Task:
Exclude every picture and return the remaining entries below verbatim.

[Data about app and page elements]
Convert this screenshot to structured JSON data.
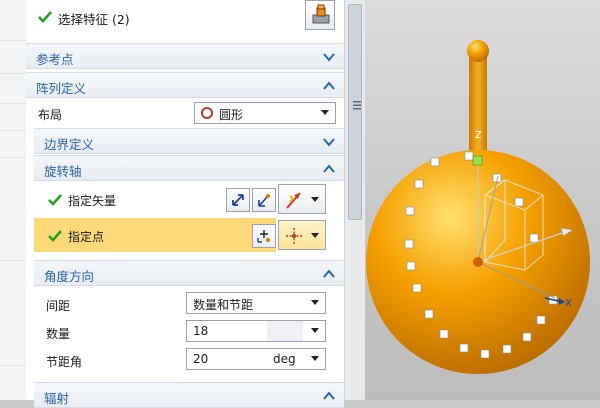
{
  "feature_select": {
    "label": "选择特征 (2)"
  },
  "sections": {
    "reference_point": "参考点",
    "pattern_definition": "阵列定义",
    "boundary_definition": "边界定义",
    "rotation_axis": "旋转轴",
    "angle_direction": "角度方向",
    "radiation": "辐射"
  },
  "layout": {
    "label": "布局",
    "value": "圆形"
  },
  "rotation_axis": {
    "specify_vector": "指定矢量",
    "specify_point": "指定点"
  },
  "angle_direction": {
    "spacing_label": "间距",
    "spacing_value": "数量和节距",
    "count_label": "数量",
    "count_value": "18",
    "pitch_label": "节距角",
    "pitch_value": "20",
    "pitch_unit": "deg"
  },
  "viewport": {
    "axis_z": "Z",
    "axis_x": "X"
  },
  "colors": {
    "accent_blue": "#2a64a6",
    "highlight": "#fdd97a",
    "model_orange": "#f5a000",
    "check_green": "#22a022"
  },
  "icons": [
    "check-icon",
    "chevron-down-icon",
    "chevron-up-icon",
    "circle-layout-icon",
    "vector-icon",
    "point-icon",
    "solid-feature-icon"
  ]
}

Exercise output:
Convert this screenshot to structured JSON data.
{
  "feature_select": {
    "label": "选择特征 (2)"
  },
  "sections": {
    "reference_point": "参考点",
    "pattern_definition": "阵列定义",
    "boundary_definition": "边界定义",
    "rotation_axis": "旋转轴",
    "angle_direction": "角度方向",
    "radiation": "辐射"
  },
  "layout": {
    "label": "布局",
    "value": "圆形"
  },
  "rotation_axis": {
    "specify_vector": "指定矢量",
    "specify_point": "指定点"
  },
  "angle_direction": {
    "spacing_label": "间距",
    "spacing_value": "数量和节距",
    "count_label": "数量",
    "count_value": "18",
    "pitch_label": "节距角",
    "pitch_value": "20",
    "pitch_unit": "deg"
  },
  "viewport": {
    "axis_z": "Z",
    "axis_x": "X"
  },
  "colors": {
    "accent_blue": "#2a64a6",
    "highlight": "#fdd97a",
    "model_orange": "#f5a000",
    "check_green": "#22a022"
  },
  "icons": [
    "check-icon",
    "chevron-down-icon",
    "chevron-up-icon",
    "circle-layout-icon",
    "vector-icon",
    "point-icon",
    "solid-feature-icon"
  ]
}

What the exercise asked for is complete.